When the transit police brought the groper case to the super-recognizers, Eliot Porritt, a detective sergeant in the unit, took up the investigation. Porritt, who is thirty-six, is rumpled and cerebral, with a mop of curly black hair. As a boy, he loved watching movies with his father, and found that he could identify actors who had been in other films they’d seen, even in tiny parts. As a police officer—first as a beat cop in Islington, and then working plainclothes on a robbery squad—he discovered that while walking the streets he could spot faces and know, in a flash, who they were, where he had met them, and whether they were criminal suspects.
Three times a week, the Met issues an online bulletin, “Caught on Camera,” featuring video stills of unidentified suspects committing crimes. Many officers ignore it, but Porritt found the activity of picking out faces quietly absorbing, like doing a crossword puzzle. He soon became known for his prowess at making identifications—“idents,” in the Scotland Yard vernacular—and last year he was asked to join the super-recognizers.
In the groping case, the transit card did not reveal the suspect’s identity, but Porritt could use it to reconstruct his movements. On a digital map of North London, he pinned a flag on each bus stop where the card had been used. He noticed that the man took as many as twenty bus trips a day. Sometimes he rode in one direction, got out, crossed the street, and went in the opposite direction. “He wasn’t commuting,” Porritt told me. “He was casing victims.”
Studying the map, Porritt plotted the various routes and developed a hunch that the man lived in Camden. Porritt grew up there, and he decided to go and ask around. He invited Alison Young, an officer who had just joined the unit, to tag along. Young is twenty-nine, with long red hair and an ebullient sense of humor. She had worked as a community-support officer for several years, but one day she was summoned to an auditorium at Scotland Yard, where dozens of officers were instructed to take a facial-recognition exam. Using a laptop, Young found matches in a series of faces that were presented like masks—without hair or other context. When the test was done, she was startled to learn that she had received the second-highest score.

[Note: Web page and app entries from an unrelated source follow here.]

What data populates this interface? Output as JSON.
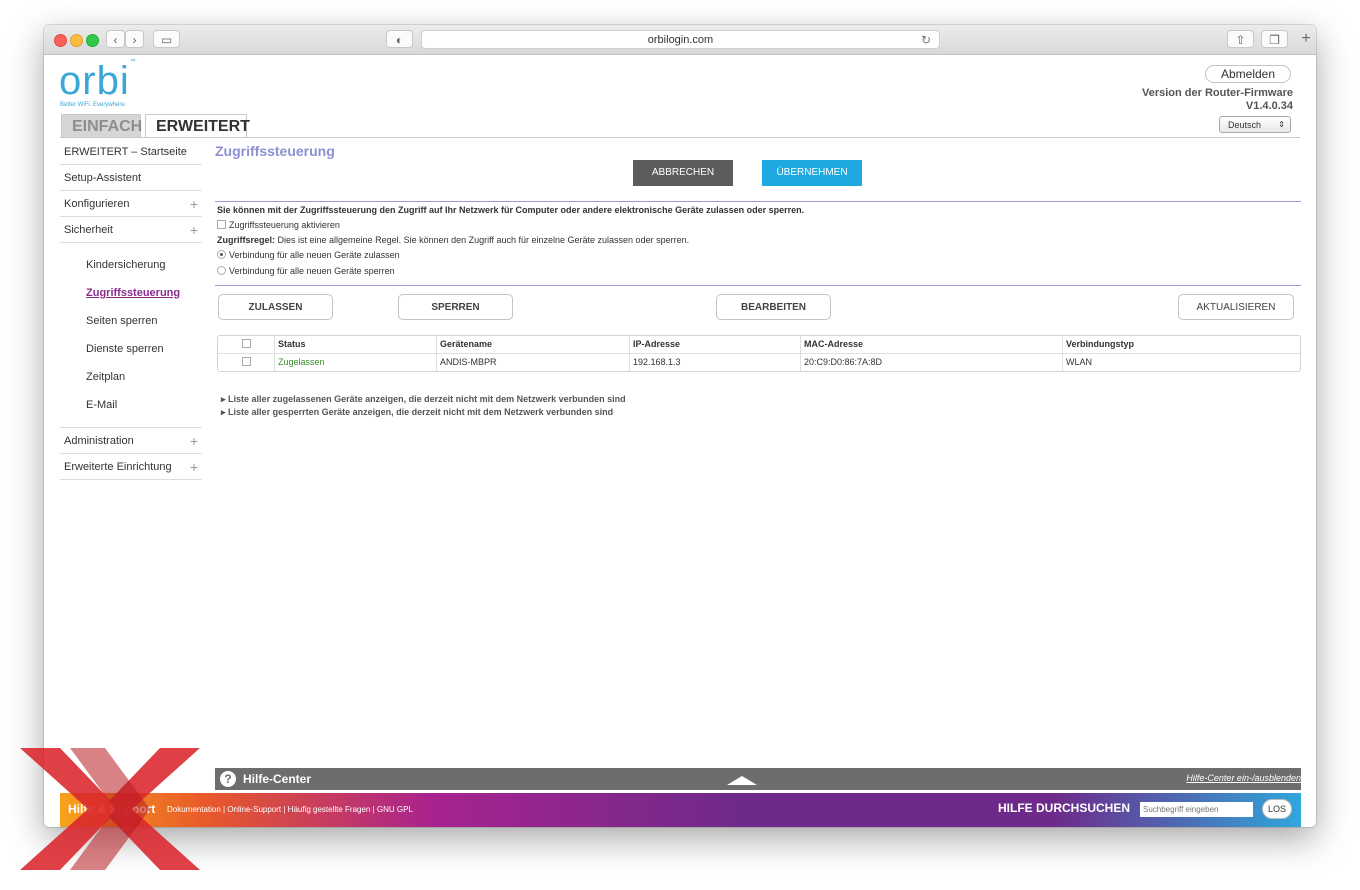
{
  "browser": {
    "url": "orbilogin.com"
  },
  "header": {
    "logo": "orbi",
    "logo_tm": "™",
    "tagline": "Better WiFi. Everywhere.",
    "tabs": [
      "EINFACH",
      "ERWEITERT"
    ],
    "logout": "Abmelden",
    "firmware_label": "Version der Router-Firmware",
    "firmware_version": "V1.4.0.34",
    "language": "Deutsch"
  },
  "sidebar": {
    "top_items": [
      {
        "label": "ERWEITERT – Startseite",
        "expandable": false
      },
      {
        "label": "Setup-Assistent",
        "expandable": false
      },
      {
        "label": "Konfigurieren",
        "expandable": true
      },
      {
        "label": "Sicherheit",
        "expandable": true
      }
    ],
    "sub_items": [
      "Kindersicherung",
      "Zugriffssteuerung",
      "Seiten sperren",
      "Dienste sperren",
      "Zeitplan",
      "E-Mail"
    ],
    "active_sub": "Zugriffssteuerung",
    "bottom_items": [
      {
        "label": "Administration",
        "expandable": true
      },
      {
        "label": "Erweiterte Einrichtung",
        "expandable": true
      }
    ],
    "plus_symbol": "+"
  },
  "main": {
    "title": "Zugriffssteuerung",
    "cancel": "ABBRECHEN",
    "apply": "ÜBERNEHMEN",
    "intro": "Sie können mit der Zugriffssteuerung den Zugriff auf Ihr Netzwerk für Computer oder andere elektronische Geräte zulassen oder sperren.",
    "enable_checkbox": "Zugriffssteuerung aktivieren",
    "rule_label": "Zugriffsregel:",
    "rule_text": " Dies ist eine allgemeine Regel. Sie können den Zugriff auch für einzelne Geräte zulassen oder sperren.",
    "radio_allow": "Verbindung für alle neuen Geräte zulassen",
    "radio_block": "Verbindung für alle neuen Geräte sperren",
    "btn_allow": "ZULASSEN",
    "btn_block": "SPERREN",
    "btn_edit": "BEARBEITEN",
    "btn_refresh": "AKTUALISIEREN",
    "table": {
      "columns": [
        "Status",
        "Gerätename",
        "IP-Adresse",
        "MAC-Adresse",
        "Verbindungstyp"
      ],
      "rows": [
        {
          "status": "Zugelassen",
          "name": "ANDIS-MBPR",
          "ip": "192.168.1.3",
          "mac": "20:C9:D0:86:7A:8D",
          "type": "WLAN"
        }
      ]
    },
    "list_allowed": "Liste aller zugelassenen Geräte anzeigen, die derzeit nicht mit dem Netzwerk verbunden sind",
    "list_blocked": "Liste aller gesperrten Geräte anzeigen, die derzeit nicht mit dem Netzwerk verbunden sind",
    "triangle": "▸"
  },
  "helpbar": {
    "icon": "?",
    "title": "Hilfe-Center",
    "toggle": "Hilfe-Center ein-/ausblenden"
  },
  "footer": {
    "title": "Hilfe & Support",
    "links": "Dokumentation | Online-Support | Häufig gestellte Fragen | GNU GPL",
    "search_label": "HILFE DURCHSUCHEN",
    "search_placeholder": "Suchbegriff eingeben",
    "search_button": "LOS"
  },
  "colors": {
    "accent_blue": "#1fa9e1",
    "title_purple": "#8d8fd2",
    "active_link": "#8a2c8f",
    "status_green": "#3a8c2c",
    "watermark_red": "#d9262b"
  }
}
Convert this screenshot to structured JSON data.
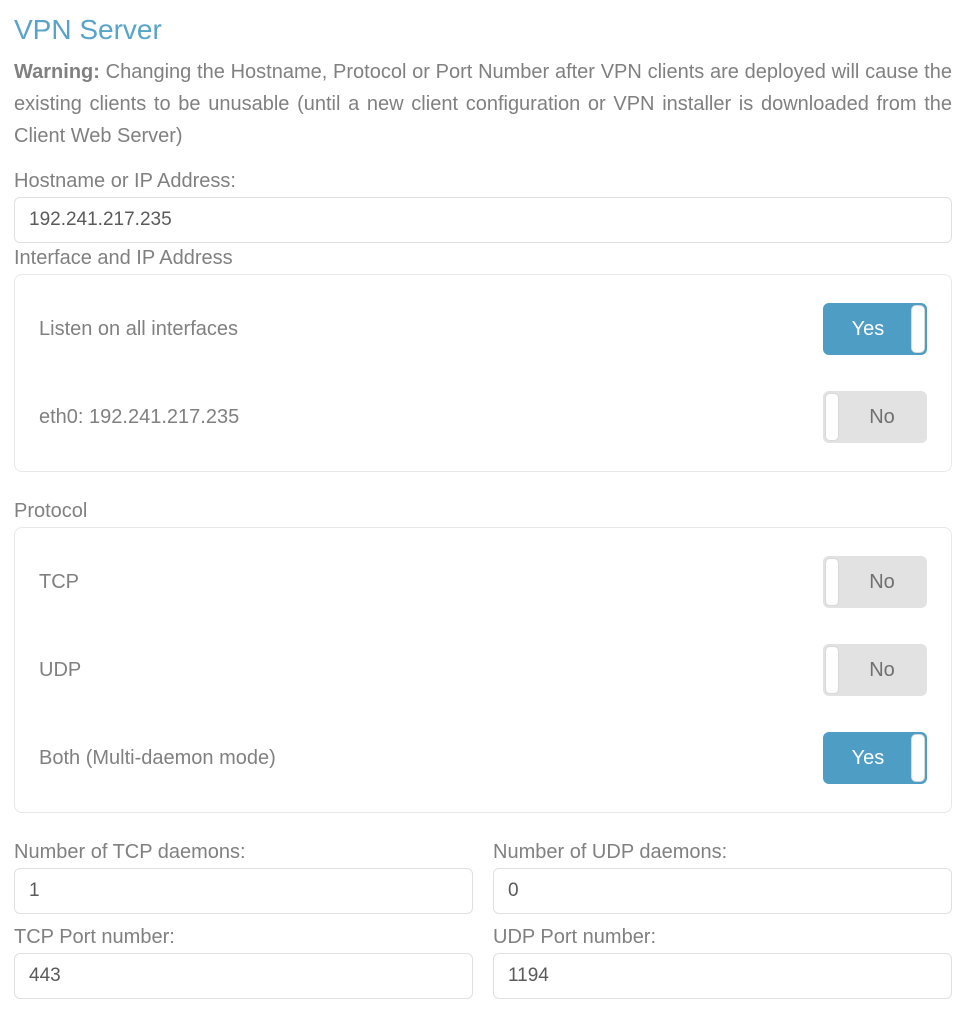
{
  "title": "VPN Server",
  "warning": {
    "label": "Warning:",
    "text": " Changing the Hostname, Protocol or Port Number after VPN clients are deployed will cause the existing clients to be unusable (until a new client configuration or VPN installer is downloaded from the Client Web Server)"
  },
  "hostname": {
    "label": "Hostname or IP Address:",
    "value": "192.241.217.235"
  },
  "interface": {
    "label": "Interface and IP Address",
    "options": [
      {
        "label": "Listen on all interfaces",
        "on": true,
        "text": "Yes"
      },
      {
        "label": "eth0: 192.241.217.235",
        "on": false,
        "text": "No"
      }
    ]
  },
  "protocol": {
    "label": "Protocol",
    "options": [
      {
        "label": "TCP",
        "on": false,
        "text": "No"
      },
      {
        "label": "UDP",
        "on": false,
        "text": "No"
      },
      {
        "label": "Both (Multi-daemon mode)",
        "on": true,
        "text": "Yes"
      }
    ]
  },
  "daemons": {
    "tcp_count_label": "Number of TCP daemons:",
    "tcp_count_value": "1",
    "udp_count_label": "Number of UDP daemons:",
    "udp_count_value": "0",
    "tcp_port_label": "TCP Port number:",
    "tcp_port_value": "443",
    "udp_port_label": "UDP Port number:",
    "udp_port_value": "1194"
  }
}
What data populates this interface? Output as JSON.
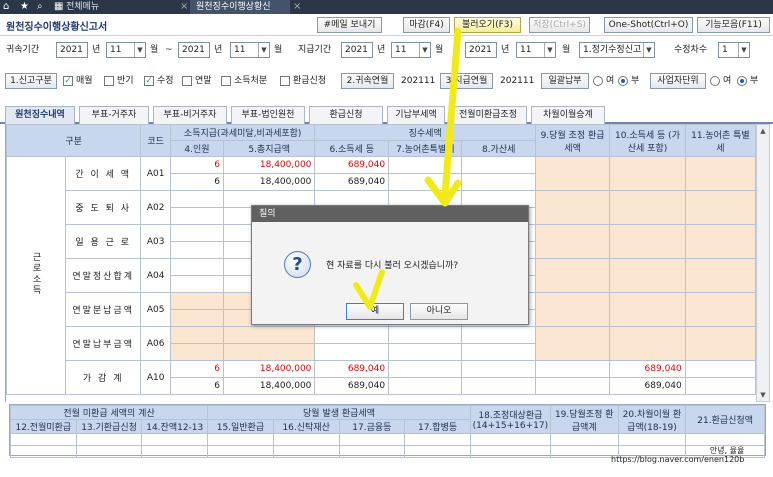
{
  "tabbar": {
    "tabs": [
      "전체메뉴",
      "원천징수이행상황신"
    ],
    "close_glyph": "×"
  },
  "window": {
    "title": "원천징수이행상황신고서",
    "buttons": [
      "#메일 보내기",
      "마감(F4)",
      "불러오기(F3)",
      "저장(Ctrl+S)",
      "One-Shot(Ctrl+O)",
      "기능모음(F11)"
    ]
  },
  "filters": {
    "period_label": "귀속기간",
    "year_unit": "년",
    "month_unit": "월",
    "tilde": "~",
    "period_from_year": "2021",
    "period_from_month": "11",
    "period_to_year": "2021",
    "period_to_month": "11",
    "pay_label": "지급기간",
    "pay_from_year": "2021",
    "pay_from_month": "11",
    "pay_to_year": "2021",
    "pay_to_month": "11",
    "report_type": "1.정기수정신고",
    "revision_label": "수정차수",
    "revision_value": "1"
  },
  "options": {
    "report_kind_btn": "1.신고구분",
    "monthly": "매월",
    "half_year": "반기",
    "amend": "수정",
    "year_end": "연말",
    "income_disposal": "소득처분",
    "refund_request": "환급신청",
    "attribution_btn": "2.귀속연월",
    "attribution_value": "202111",
    "payment_btn": "3.지급연월",
    "payment_value": "202111",
    "lump_sum_btn": "일괄납부",
    "yes": "여",
    "no": "부",
    "business_unit_btn": "사업자단위"
  },
  "subtabs": [
    "원천징수내역",
    "부표-거주자",
    "부표-비거주자",
    "부표-법인원천",
    "환급신청",
    "기납부세액",
    "전월미환급조정",
    "차월이월승계"
  ],
  "grid": {
    "headers": {
      "category": "구분",
      "code": "코드",
      "income_paid": "소득지급(과세미달,비과세포함)",
      "tax_collected": "징수세액",
      "h4": "4.인원",
      "h5": "5.총지급액",
      "h6": "6.소득세 등",
      "h7": "7.농어촌특별세",
      "h8": "8.가산세",
      "h9": "9.당월 조정 환급세액",
      "h10": "10.소득세 등 (가산세 포함)",
      "h11": "11.농어촌 특별세"
    },
    "group_label": "근로소득",
    "rows": [
      {
        "label": "간 이 세 액",
        "code": "A01",
        "count_top": "6",
        "total_top": "18,400,000",
        "tax_top": "689,040",
        "count": "6",
        "total": "18,400,000",
        "tax": "689,040",
        "final_tax_top": "",
        "final_tax": ""
      },
      {
        "label": "중 도 퇴 사",
        "code": "A02"
      },
      {
        "label": "일 용 근 로",
        "code": "A03"
      },
      {
        "label": "연말정산합계",
        "code": "A04"
      },
      {
        "label": "연말분납금액",
        "code": "A05"
      },
      {
        "label": "연말납부금액",
        "code": "A06"
      },
      {
        "label": "가 감 계",
        "code": "A10",
        "count_top": "6",
        "total_top": "18,400,000",
        "tax_top": "689,040",
        "count": "6",
        "total": "18,400,000",
        "tax": "689,040",
        "final_tax_top": "689,040",
        "final_tax": "689,040"
      }
    ]
  },
  "bottom": {
    "prev_refund_calc": "전월 미환급 세액의 계산",
    "current_refund": "당월 발생 환급세액",
    "c12": "12.전월미환급",
    "c13": "13.기환급신청",
    "c14": "14.잔액12-13",
    "c15": "15.일반환급",
    "c16": "16.신탁재산",
    "c17": "17.금융등",
    "c17b": "17.합병등",
    "c18": "18.조정대상환급 (14+15+16+17)",
    "c19": "19.당월조정 환급액계",
    "c20": "20.차월이월 환급액(18-19)",
    "c21": "21.환급신청액"
  },
  "watermark": {
    "blog": "안녕, 율율",
    "url": "https://blog.naver.com/enen120b"
  },
  "dialog": {
    "title": "질의",
    "message": "현 자료를 다시 불러 오시겠습니까?",
    "yes": "예",
    "no": "아니오"
  },
  "colors": {
    "header_bg": "#c8d7ee",
    "peach": "#fbe6d2",
    "red_text": "#e00000",
    "annotation_yellow": "#f2ea18",
    "tabbar": "#2b3646"
  }
}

By some estimates, as many as a million CCTV cameras are installed in London, making it the most surveilled metropolis on the planet. Boris Johnson, who before becoming Britain’s Foreign Secretary served as the city’s mayor, once said, “When you walk down the streets of London, you are a movie star. You are being filmed by more cameras than you can possibly imagine.”
Porritt thought that the cameras outside the Camden Road railway station might have caught the groper walking by, so he and Young visited the CCTV office there. As Porritt examined the equipment, Young gazed out a window at scores of rush-hour commuters streaming in and out of the station. Then, suddenly, she shouted, “Oh, my God. That’s him!” . . .